The demonstrations took place in our in-house pilot halls, which are fully equipped with state-of-the-art facilities to emulate production processes. Our snack experts Kevin Hill and Madita Kirchner presented the PEF treatment of vegetables. To show how PEF softens the tissues, our team was treating sweet potato tubers and celery. Raw materials treated with PEF are easier to cut or slice and show less breakage. PEF application allows the reduction or replacement of blanching, shortens frying time and temperature and reduces undesired quality changes. Our guests had the opportunity to try by themselves how easy it is to cut the roots after PEF and could try some freshly fried potato chips.
The impact on drying was demonstrated with samples of strawberries and carrots. It was presented how PEF can shorten freezing and drying times and consequently save energy and increase line capacity. In addition, PEF-treated products retain better colour and shape after drying.
PEF opens pores in the cell membrane, using a precise, targeted and rapid electrical pulse. It enhances the extraction of valuable compounds such as polyphenols and aromatic precursors.
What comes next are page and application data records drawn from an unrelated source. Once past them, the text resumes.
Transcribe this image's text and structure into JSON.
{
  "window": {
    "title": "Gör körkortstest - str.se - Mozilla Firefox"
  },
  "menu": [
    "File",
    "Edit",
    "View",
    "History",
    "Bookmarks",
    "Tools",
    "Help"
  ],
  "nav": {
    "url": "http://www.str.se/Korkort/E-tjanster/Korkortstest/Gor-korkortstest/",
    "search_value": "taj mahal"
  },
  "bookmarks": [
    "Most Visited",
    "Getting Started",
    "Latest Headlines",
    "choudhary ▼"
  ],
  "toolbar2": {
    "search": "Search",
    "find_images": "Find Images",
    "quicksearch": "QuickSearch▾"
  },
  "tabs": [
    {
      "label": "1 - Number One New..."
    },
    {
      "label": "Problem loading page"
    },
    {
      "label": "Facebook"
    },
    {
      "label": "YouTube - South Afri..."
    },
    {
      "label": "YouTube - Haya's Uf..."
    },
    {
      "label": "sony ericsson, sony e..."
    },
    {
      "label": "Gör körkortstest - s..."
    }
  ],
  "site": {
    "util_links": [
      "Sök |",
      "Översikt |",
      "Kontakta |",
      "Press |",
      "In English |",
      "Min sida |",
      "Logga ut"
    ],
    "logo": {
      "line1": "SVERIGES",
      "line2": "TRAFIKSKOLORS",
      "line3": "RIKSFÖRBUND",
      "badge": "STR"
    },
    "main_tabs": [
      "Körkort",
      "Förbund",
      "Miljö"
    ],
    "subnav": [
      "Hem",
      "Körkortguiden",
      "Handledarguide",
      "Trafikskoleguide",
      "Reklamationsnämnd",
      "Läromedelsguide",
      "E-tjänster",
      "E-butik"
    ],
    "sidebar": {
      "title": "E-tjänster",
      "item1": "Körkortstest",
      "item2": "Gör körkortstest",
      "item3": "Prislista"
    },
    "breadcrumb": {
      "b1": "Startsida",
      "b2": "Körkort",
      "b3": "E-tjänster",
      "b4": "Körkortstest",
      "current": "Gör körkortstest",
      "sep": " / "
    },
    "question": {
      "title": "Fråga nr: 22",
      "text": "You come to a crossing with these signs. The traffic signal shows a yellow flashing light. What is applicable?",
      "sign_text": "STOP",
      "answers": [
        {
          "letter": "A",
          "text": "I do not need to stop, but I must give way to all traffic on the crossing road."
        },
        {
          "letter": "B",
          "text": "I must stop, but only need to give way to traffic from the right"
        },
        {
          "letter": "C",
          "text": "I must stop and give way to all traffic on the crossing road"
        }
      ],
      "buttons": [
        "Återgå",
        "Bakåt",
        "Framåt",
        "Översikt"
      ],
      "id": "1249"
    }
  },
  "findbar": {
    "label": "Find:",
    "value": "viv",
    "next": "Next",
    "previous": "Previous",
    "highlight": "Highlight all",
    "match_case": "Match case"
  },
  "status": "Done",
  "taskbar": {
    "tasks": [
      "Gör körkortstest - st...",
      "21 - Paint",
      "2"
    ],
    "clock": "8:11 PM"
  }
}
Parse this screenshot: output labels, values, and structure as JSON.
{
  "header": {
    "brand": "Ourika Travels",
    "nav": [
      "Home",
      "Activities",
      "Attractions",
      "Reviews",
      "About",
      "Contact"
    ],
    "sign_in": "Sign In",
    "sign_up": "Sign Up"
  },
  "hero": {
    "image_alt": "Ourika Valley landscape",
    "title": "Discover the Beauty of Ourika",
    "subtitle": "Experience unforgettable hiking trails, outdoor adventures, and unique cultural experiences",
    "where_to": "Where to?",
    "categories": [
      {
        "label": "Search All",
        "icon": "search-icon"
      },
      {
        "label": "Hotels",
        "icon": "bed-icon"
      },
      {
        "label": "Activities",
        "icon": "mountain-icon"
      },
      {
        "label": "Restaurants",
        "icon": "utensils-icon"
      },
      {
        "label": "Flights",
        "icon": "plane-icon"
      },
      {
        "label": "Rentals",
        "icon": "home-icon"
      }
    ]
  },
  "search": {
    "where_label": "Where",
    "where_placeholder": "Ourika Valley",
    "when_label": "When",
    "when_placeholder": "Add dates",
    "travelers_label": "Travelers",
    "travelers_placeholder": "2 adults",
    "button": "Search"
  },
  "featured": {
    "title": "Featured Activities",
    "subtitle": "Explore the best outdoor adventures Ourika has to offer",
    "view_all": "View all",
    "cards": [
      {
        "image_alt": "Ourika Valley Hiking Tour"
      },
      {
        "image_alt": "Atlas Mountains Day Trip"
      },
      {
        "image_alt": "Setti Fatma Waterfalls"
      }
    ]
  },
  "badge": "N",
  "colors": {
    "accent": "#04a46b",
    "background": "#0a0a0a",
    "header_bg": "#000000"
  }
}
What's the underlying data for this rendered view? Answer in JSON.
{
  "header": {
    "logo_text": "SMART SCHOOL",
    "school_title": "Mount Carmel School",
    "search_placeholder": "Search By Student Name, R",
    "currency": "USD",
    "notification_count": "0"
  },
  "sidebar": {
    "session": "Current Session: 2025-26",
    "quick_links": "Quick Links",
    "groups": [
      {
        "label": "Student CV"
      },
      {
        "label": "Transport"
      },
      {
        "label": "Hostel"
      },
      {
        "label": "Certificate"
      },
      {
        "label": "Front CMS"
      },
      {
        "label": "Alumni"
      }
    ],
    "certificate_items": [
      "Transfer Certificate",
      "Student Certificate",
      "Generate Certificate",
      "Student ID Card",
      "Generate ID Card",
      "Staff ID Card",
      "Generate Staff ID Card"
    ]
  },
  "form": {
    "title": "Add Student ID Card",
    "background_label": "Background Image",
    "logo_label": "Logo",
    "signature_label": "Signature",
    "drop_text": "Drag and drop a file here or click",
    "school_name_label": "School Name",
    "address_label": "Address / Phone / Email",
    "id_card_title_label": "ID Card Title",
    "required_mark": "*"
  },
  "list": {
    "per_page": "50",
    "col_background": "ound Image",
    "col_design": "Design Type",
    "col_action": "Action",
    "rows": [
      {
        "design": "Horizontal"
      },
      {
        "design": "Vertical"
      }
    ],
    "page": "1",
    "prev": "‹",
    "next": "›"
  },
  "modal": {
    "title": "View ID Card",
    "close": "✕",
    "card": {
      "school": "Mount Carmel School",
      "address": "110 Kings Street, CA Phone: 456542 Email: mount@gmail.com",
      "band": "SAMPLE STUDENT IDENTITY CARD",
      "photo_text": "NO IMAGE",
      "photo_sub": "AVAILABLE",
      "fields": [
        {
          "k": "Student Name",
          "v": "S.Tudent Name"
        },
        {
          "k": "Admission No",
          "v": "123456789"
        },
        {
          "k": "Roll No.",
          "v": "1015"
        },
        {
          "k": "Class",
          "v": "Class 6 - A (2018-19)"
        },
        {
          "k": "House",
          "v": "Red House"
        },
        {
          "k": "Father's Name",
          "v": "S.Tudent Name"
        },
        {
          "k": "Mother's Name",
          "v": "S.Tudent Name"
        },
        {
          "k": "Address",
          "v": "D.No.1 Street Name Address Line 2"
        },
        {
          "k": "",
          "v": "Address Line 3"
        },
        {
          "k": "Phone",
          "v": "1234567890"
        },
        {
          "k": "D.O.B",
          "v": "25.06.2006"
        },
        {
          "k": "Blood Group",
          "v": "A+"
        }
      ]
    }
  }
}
This is especially interesting for the production of wine or extra virgin olive oil with a focus on high yield and high quality.
Improved extraction results in faster processing, enhanced quality, increased yield and reduced energy & water savings. The extraction of colour was demonstrated by treating a beetroot and release of water-soluble betalains. After a short time, a difference in extraction was easily visible. Furthermore, our team was manufacturing carrot juice from untreated and PEF-treated carrots. Same as for colour extraction, the demos gave a simple but impressive showcase for PEF-induced yield increase.
In our liquids pilot hall, Marc Schmidt and Nina Siebels treated freshly squeezed orange juice with our new PEF Pilot system. Using plate counting as well as microscopic images, they showed how the number of microorganisms being reduced after PEF treatment, making the juice longer lasting. With juice samples from one of our customers Hoogesteger, the participants had the chance to convince themselves of the consistent quality in colour, freshness and taste.
Corinna Stühmeier-Niehe, together with Arisa Thamsuaidee, then showed the PEF application potential for yeast cells. On the one hand, yeast growth can be stimulated, but there are also considerable advantages for yeast extraction. More yield of valuable compounds (oil, proteins, amino acid, flavour, etc) is a result of applying the gentle and resource-saving technology for cell disruption.
For dinner, we met in a former greenhouse converted into an events location nearby and closed the day with great conversations and drinks. The next morning, we continued with an overview of current research projects in which Elea is involved. Elea is partner or coordinator of regional, national and EU-funded research projects. To us, a strong link to academic society is key for continuous development of new applications and equipment development.
A guided tour through our system showroom by our Elea Engineering manager Jimmy Kinsella gave a great impression of the full range of PEF systems. R&D-oriented systems can treat up to 10 L in batch mode and up to 250 l/h in continuous mode, whereas industrial scale systems reach up to 100 t/h for solid products on processing belts or 5.000 l/h of liquid products in continuous pipe treatment. The tour also included our latest PEF Advantage 1000- 850 belt design.
The tour has been followed by a lunch invitation including Elea PEF treated French fries, as well as a vegan German Currywurst, a new development of the German institute of Food Technologies (DIL e.V.) on basis of pea protein. The afternoon was then spent with one-to-one meetings and demonstrations, in which we could offer our guests Elea PEF solutions tailored to their businesses.
We were extremely pleased to host this great event with lots of interaction between wonderful guests and a strong commitment from our team. We are looking forward to our next in-house event early next year.